The video below shows the preparation, the ascent and the eventual freefall.

Source: Erik Roner

LIFTED : Erik Roner

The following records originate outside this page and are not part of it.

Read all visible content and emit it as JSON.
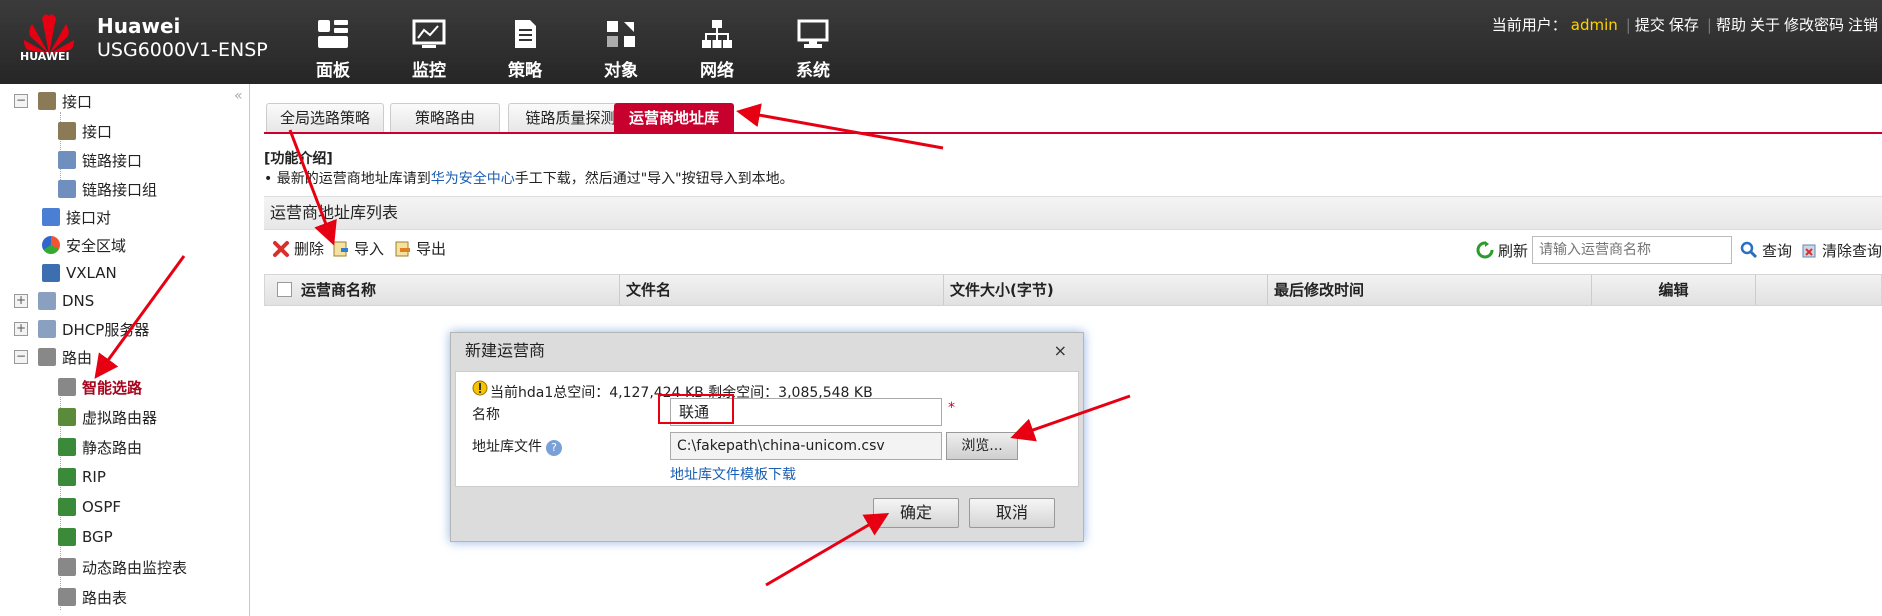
{
  "header": {
    "brand_name": "Huawei",
    "product": "USG6000V1-ENSP",
    "logo_text": "HUAWEI",
    "nav": [
      {
        "label": "面板",
        "icon": "dashboard-icon"
      },
      {
        "label": "监控",
        "icon": "monitor-icon"
      },
      {
        "label": "策略",
        "icon": "policy-icon"
      },
      {
        "label": "对象",
        "icon": "object-icon"
      },
      {
        "label": "网络",
        "icon": "network-icon"
      },
      {
        "label": "系统",
        "icon": "system-icon"
      }
    ],
    "current_user_label": "当前用户：",
    "current_user": "admin",
    "links": [
      "提交",
      "保存",
      "帮助",
      "关于",
      "修改密码",
      "注销"
    ]
  },
  "sidebar": {
    "items": [
      {
        "label": "接口",
        "toggle": "−"
      },
      {
        "label": "接口"
      },
      {
        "label": "链路接口"
      },
      {
        "label": "链路接口组"
      },
      {
        "label": "接口对"
      },
      {
        "label": "安全区域"
      },
      {
        "label": "VXLAN"
      },
      {
        "label": "DNS",
        "toggle": "+"
      },
      {
        "label": "DHCP服务器",
        "toggle": "+"
      },
      {
        "label": "路由",
        "toggle": "−"
      },
      {
        "label": "智能选路"
      },
      {
        "label": "虚拟路由器"
      },
      {
        "label": "静态路由"
      },
      {
        "label": "RIP"
      },
      {
        "label": "OSPF"
      },
      {
        "label": "BGP"
      },
      {
        "label": "动态路由监控表"
      },
      {
        "label": "路由表"
      }
    ],
    "collapse_glyph": "«"
  },
  "tabs": [
    "全局选路策略",
    "策略路由",
    "链路质量探测表",
    "运营商地址库"
  ],
  "intro": {
    "title": "[功能介绍]",
    "text_before": "最新的运营商地址库请到",
    "link": "华为安全中心",
    "text_after": "手工下载，然后通过\"导入\"按钮导入到本地。"
  },
  "panel": {
    "title": "运营商地址库列表",
    "delete": "删除",
    "import": "导入",
    "export": "导出",
    "refresh": "刷新",
    "search_placeholder": "请输入运营商名称",
    "query": "查询",
    "clear_query": "清除查询"
  },
  "table": {
    "columns": [
      "运营商名称",
      "文件名",
      "文件大小(字节)",
      "最后修改时间",
      "编辑"
    ]
  },
  "dialog": {
    "title": "新建运营商",
    "close": "×",
    "space_info": "当前hda1总空间：4,127,424 KB    剩余空间：3,085,548 KB",
    "name_label": "名称",
    "name_value": "联通",
    "required_mark": "*",
    "file_label": "地址库文件",
    "help_glyph": "?",
    "file_value": "C:\\fakepath\\china-unicom.csv",
    "browse": "浏览...",
    "template_link": "地址库文件模板下载",
    "ok": "确定",
    "cancel": "取消"
  },
  "colors": {
    "accent": "#c8002e",
    "annotation": "#e60012",
    "link": "#1a5fb4"
  }
}
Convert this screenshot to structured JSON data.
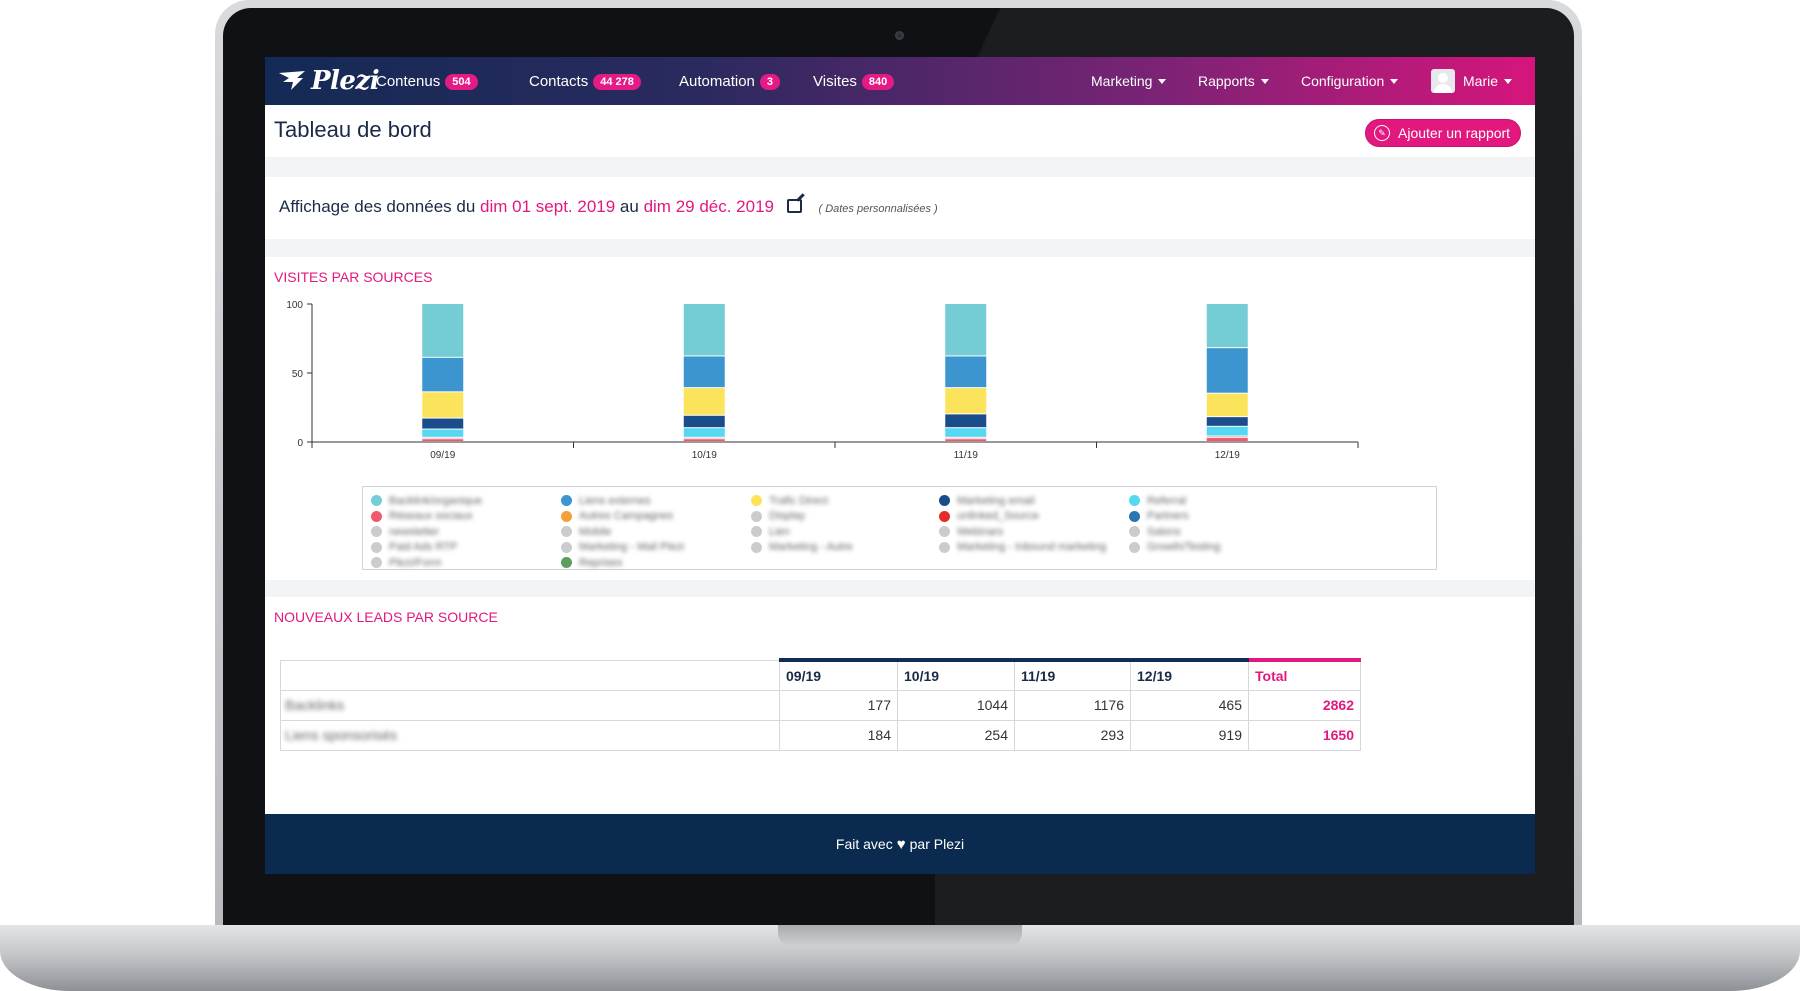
{
  "app": {
    "logo": "Plezi",
    "nav": [
      {
        "label": "Contenus",
        "count": "504"
      },
      {
        "label": "Contacts",
        "count": "44 278"
      },
      {
        "label": "Automation",
        "count": "3"
      },
      {
        "label": "Visites",
        "count": "840"
      }
    ],
    "menus": [
      "Marketing",
      "Rapports",
      "Configuration"
    ],
    "user": "Marie"
  },
  "page": {
    "title": "Tableau de bord",
    "add_report": "Ajouter un rapport"
  },
  "daterange": {
    "prefix": "Affichage des données du",
    "from": "dim 01 sept. 2019",
    "between": "au",
    "to": "dim 29 déc. 2019",
    "note": "( Dates personnalisées )"
  },
  "visits_card": {
    "title": "VISITES PAR SOURCES"
  },
  "legend_blurred": [
    [
      "Backlink/organique",
      "Réseaux sociaux",
      "newsletter",
      "Paid Ads RTP",
      "Plezi/Form"
    ],
    [
      "Liens externes",
      "Autres Campagnes",
      "Mobile",
      "Marketing - Mail Plezi",
      "Reprises"
    ],
    [
      "Trafic Direct",
      "Display",
      "Lien",
      "Marketing - Autre"
    ],
    [
      "Marketing email",
      "unlinked_Source",
      "Webinars",
      "Marketing - Inbound marketing"
    ],
    [
      "Referral",
      "Partners",
      "Salons",
      "Growth/Testing"
    ]
  ],
  "chart_data": {
    "type": "bar",
    "stacked": true,
    "categories": [
      "09/19",
      "10/19",
      "11/19",
      "12/19"
    ],
    "ylim": [
      0,
      100
    ],
    "yticks": [
      0,
      50,
      100
    ],
    "series": [
      {
        "color": "#ef5b6b",
        "values": [
          2,
          2,
          2,
          3
        ]
      },
      {
        "color": "#f0848f",
        "values": [
          1,
          1,
          1,
          1
        ]
      },
      {
        "color": "#56d8f2",
        "values": [
          6,
          7,
          7,
          7
        ]
      },
      {
        "color": "#1b4c8c",
        "values": [
          8,
          9,
          10,
          7
        ]
      },
      {
        "color": "#fbe35c",
        "values": [
          19,
          20,
          19,
          17
        ]
      },
      {
        "color": "#3d95cf",
        "values": [
          25,
          23,
          23,
          33
        ]
      },
      {
        "color": "#74ccd5",
        "values": [
          39,
          38,
          38,
          32
        ]
      }
    ],
    "legend": {
      "placement": "bottom",
      "colors": [
        [
          "#74ccd5",
          "#ef5b6b",
          "#cccccc",
          "#cccccc",
          "#cccccc"
        ],
        [
          "#3d95cf",
          "#f4a03a",
          "#cccccc",
          "#cccccc",
          "#5e9e5c"
        ],
        [
          "#fbe35c",
          "#cccccc",
          "#cccccc",
          "#cccccc"
        ],
        [
          "#1b4c8c",
          "#e62b2b",
          "#cccccc",
          "#cccccc"
        ],
        [
          "#56d8f2",
          "#2c75b0",
          "#cccccc",
          "#cccccc"
        ]
      ]
    }
  },
  "leads_card": {
    "title": "NOUVEAUX LEADS PAR SOURCE",
    "columns": [
      "",
      "09/19",
      "10/19",
      "11/19",
      "12/19",
      "Total"
    ],
    "rows": [
      {
        "source": "Backlinks",
        "values": [
          "177",
          "1044",
          "1176",
          "465"
        ],
        "total": "2862"
      },
      {
        "source": "Liens sponsorisés",
        "values": [
          "184",
          "254",
          "293",
          "919"
        ],
        "total": "1650"
      }
    ]
  },
  "footer": {
    "before": "Fait avec",
    "after": "par Plezi"
  }
}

13 comments
Daniel Bruce
Didn't a guy already do something like this in the 1980's?
Rehab
Dude don't let the rednecks get a hold of this. You may have just launched high altitude duck hunting!
Peter Kelly
First, even had I wondered, it only takes one balloon if it's the right size. Second, this has been done before, on more than one occasion. Third, it is a completely pointless exercise and a waste of good helium which, a little research will tell you, is a limited and rapidly diminishing resource.
Dan Lewis
90 VERY BIG balloons, NOT the standard party balloon. The writer somehow left that important little bit out. I wonder why.
JAT
Bruce - yes someone did and was arrested by the FAA because he flew in controlled commercial air space.
cv41662
Daniel Bruce: I remember someone doing the same in the 80's and getting in deep with the FAA over it. Thinking about it, it made sense being that a lounge chair just a floatin into the air space above without anyone knowing I'm sure would tick off any pilot ripping by at 300mph. I'm not sure how high that guy rose. But I do remember he just took a BB gun and shot the balloons one by one to return to earth.
Tim Nelson
Flying cluster balloons is not a new thing. The helium calculations are fairly simple. I find it interesting that it got as much press as it did, must be the word "extreme". As a balloonist I do not find anything "extreme" about what Eric did. For more about cluster balloons you can visit this website. http://www.clusterballoon.org/ Still fun to watch. http://www.skydrifters.com
Les LaZar
Of course, in the movie "UP", the old man lifted an entire house.
Mike Malsed
mythbusters did it, the guy in the 80s did it. . . definitely a waste of helium, of which we have a very limited supply. also polluting the sky with the balloons just left rising. . . and the chair which tumbled down uncontrolled. . . so much irresponsibility in this one.
David Bell
Totally dumb not to have that "descent mechanism" tethered! Aside from possibly dropping it while parachuting, what if he lost it during ascent? Just what was the burst altitude of the balloons? And how many could he lose and still be climbing?